A former teacher who switched careers to become one of the county’s leading police officers has been awarded the Queen’s Policing Medal.
Hertfordshire Deputy Chief Constable Michelle Dunn was recognised in the Queen’s Birthday Honours.
But her first response was to pay tribute to her friends and colleagues.
Deputy Chief Constable Dunn said: “I am both delighted and honoured to be recognised in this way. This award is not just about my contribution to policing, it’s about the talented individuals and teams I have had the pleasure of working with over the years, who have shared the same passion and values about public service and helped me get the job done.
“The police service is brimming with dedicated teams and units who will always go the extra mile and I am proud to have played my part in many operations and initiatives dedicated to keeping people safe and bringing offenders to justice.
“I also want to thank my family for their unstinting loyalty and care over the years, they have always encouraged me to be the best that I can and I would not have been able to progress my career without their understanding and support.”
Deputy Chief Constable Dunn’s early career was as a PE and science teacher, but she then switched paths and joined Essex Police in 1992, taking up roles including response and neighbourhood policing, local divisional commander roles and divisional commander at Stansted airport.
She was also seconded to the Home Office for 18 months, developing the National Police Performance Framework, before coming to Hertfordshire in June 2014 on promotion as Assistant Chief Constable. She became Deputy Chief Constable in 2015.
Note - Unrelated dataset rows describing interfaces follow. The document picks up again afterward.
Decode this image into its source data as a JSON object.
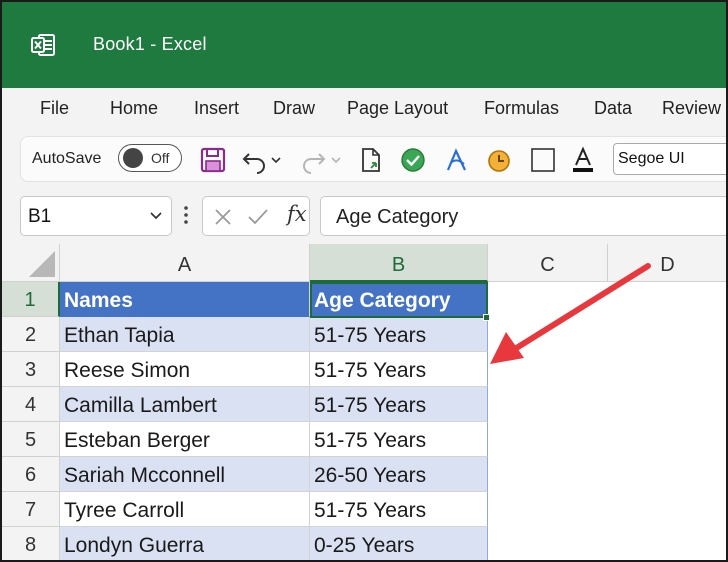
{
  "window": {
    "title": "Book1  -  Excel"
  },
  "menu": [
    "File",
    "Home",
    "Insert",
    "Draw",
    "Page Layout",
    "Formulas",
    "Data",
    "Review"
  ],
  "toolbar": {
    "autosave_label": "AutoSave",
    "autosave_state": "Off",
    "font_name": "Segoe UI"
  },
  "formula_bar": {
    "name_box": "B1",
    "fx_label": "fx",
    "content": "Age Category"
  },
  "columns": [
    "A",
    "B",
    "C",
    "D"
  ],
  "rows": [
    "1",
    "2",
    "3",
    "4",
    "5",
    "6",
    "7",
    "8"
  ],
  "table": {
    "headers": [
      "Names",
      "Age Category"
    ],
    "rows": [
      [
        "Ethan Tapia",
        "51-75 Years"
      ],
      [
        "Reese Simon",
        "51-75 Years"
      ],
      [
        "Camilla Lambert",
        "51-75 Years"
      ],
      [
        "Esteban Berger",
        "51-75 Years"
      ],
      [
        "Sariah Mcconnell",
        "26-50 Years"
      ],
      [
        "Tyree Carroll",
        "51-75 Years"
      ],
      [
        "Londyn Guerra",
        "0-25 Years"
      ]
    ]
  },
  "colors": {
    "title_bar": "#1f7a3f",
    "table_header": "#4472c4",
    "table_band": "#d9e1f2",
    "annotation_arrow": "#e8383d"
  }
}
Chief Constable Charlie Hall said: “Michelle’s award is richly deserved, reflecting years of dedicated service.”